The week long meditation retreat recalibrated me, body, mind and soul. It was a very emotional time for me. I cried on a number of occasions, uncontrollable tears pouring down my face, but that happens to me sometimes when I meditate, or am awed, so it wasn't entirely unexpected. I would never have thought it was possible to bond with 25 strangers as I did; to feel wrapped and protected in the arms and affection of people whom I had known for simply a few days, but that is exactly what happened. I am not ready to put it into words, that joyous experience up on that mountain.

To give some sense of it at this time I will share that we spent much of the time in silence. The Tibetan gong, we knew in advance, would be played at 7.15 am and by 7.45 am we needed to be on our cushions (or prayer stools or chairs) ready to meditate together. Since the walls were paper thin in the rooms in which we slept we waited for the gong before we turned on showers. Well, my friend in the room beside me who worked at the retreat as a psychotherapist showered before that, but that's another story.

Breakfast of a lacto-vegetarian kind came after that and we gathered our food in silence. We ate in silence. We prepared for the morning teachings and the meditations session after that in silence. We ate lunch in silence. It was not until afternoon tea that we were given permission to talk and that's when we got to know one another, not so much at afternoon tea which was not a particularly leisurely time and occurred prior to evening teachings, but over dinner.

Really, where we got to know one another was in the teaching sessions when everyone bravely shared their innermost thoughts and showed their true selves. There was very little talking - we were encouraged to make notes as prompted - but what talking did occur was the sharing of key words brought up from within ourselves - our strengths, our weaknesses, our hopes and our fears. We went to dark places before we quite naturally reached up to the light.
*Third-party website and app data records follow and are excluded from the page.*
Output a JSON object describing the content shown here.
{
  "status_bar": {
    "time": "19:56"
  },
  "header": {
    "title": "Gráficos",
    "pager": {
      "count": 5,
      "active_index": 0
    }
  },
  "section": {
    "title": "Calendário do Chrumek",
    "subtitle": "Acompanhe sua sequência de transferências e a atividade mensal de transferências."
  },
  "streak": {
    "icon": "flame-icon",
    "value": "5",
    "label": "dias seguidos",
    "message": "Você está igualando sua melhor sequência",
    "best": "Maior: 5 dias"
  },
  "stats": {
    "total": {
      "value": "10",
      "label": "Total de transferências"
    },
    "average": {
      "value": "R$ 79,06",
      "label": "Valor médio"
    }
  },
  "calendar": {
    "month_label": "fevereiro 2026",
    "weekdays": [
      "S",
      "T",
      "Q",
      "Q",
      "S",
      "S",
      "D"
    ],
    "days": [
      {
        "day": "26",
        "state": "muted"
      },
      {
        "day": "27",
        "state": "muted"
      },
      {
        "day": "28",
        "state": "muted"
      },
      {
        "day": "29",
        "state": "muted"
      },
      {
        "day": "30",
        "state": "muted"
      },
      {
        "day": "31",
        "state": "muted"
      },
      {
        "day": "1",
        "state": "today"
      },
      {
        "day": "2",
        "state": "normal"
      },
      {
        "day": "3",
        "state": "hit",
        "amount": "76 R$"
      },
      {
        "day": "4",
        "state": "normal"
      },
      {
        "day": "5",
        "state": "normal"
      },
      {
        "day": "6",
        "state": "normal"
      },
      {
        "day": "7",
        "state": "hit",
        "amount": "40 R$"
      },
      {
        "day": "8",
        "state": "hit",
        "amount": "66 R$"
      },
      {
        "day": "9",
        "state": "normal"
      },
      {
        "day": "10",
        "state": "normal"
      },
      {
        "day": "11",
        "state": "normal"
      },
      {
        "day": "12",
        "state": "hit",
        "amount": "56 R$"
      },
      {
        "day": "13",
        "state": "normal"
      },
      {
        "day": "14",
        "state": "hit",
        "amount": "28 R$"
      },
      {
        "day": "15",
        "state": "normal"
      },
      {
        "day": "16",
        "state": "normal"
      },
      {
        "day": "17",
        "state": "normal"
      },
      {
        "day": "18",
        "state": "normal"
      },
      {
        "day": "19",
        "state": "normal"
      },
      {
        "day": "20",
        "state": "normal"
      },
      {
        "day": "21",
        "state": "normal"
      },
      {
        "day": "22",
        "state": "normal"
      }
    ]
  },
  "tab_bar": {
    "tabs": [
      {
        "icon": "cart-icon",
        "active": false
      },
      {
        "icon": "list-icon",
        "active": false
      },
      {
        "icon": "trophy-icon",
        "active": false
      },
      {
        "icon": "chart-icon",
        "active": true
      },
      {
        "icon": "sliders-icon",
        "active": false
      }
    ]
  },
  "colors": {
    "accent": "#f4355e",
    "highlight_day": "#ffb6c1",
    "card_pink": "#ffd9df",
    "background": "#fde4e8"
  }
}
I doubt I need to say to anyone who has done the scantest reading of this blog that I luxuriated in the silence. This being the fourth day home, it comes as the understatement of the year to say that I miss it. People speak too many words. The world makes far too much noise.

To counteract this mental upheaval of leaving behind the world of the retreat I begin my day on my cushion. The days are not my own - not yet - but if I begin the day on my cushion I can enter the stillness of the still mind in the early morning, before the household has woken up, and this settles and soothes me for a day in the real world of words, bustle, opinion and ego.

If you don't believe in the power of psychotherapy then think again. I had three group psychotherapy sessions with the goal of motivation for daily meditation and so far every day I wake with the script running in my head, 'You have an irresistible desire to go to your cushion'. Indeed, I do.

I'm a lucky gal to have come across a man who has been taught by the highest spiritual leaders of this world the portals into the stillness of the natural mind. The opportunity to share time with him, and for him to be at the place in his life where he is ready to reveal that knowledge to those ready to hear it is the greatest gift I could ever have been given. Having been offered a glimpse into the power of the still mind, I will pursue my practice with vigor.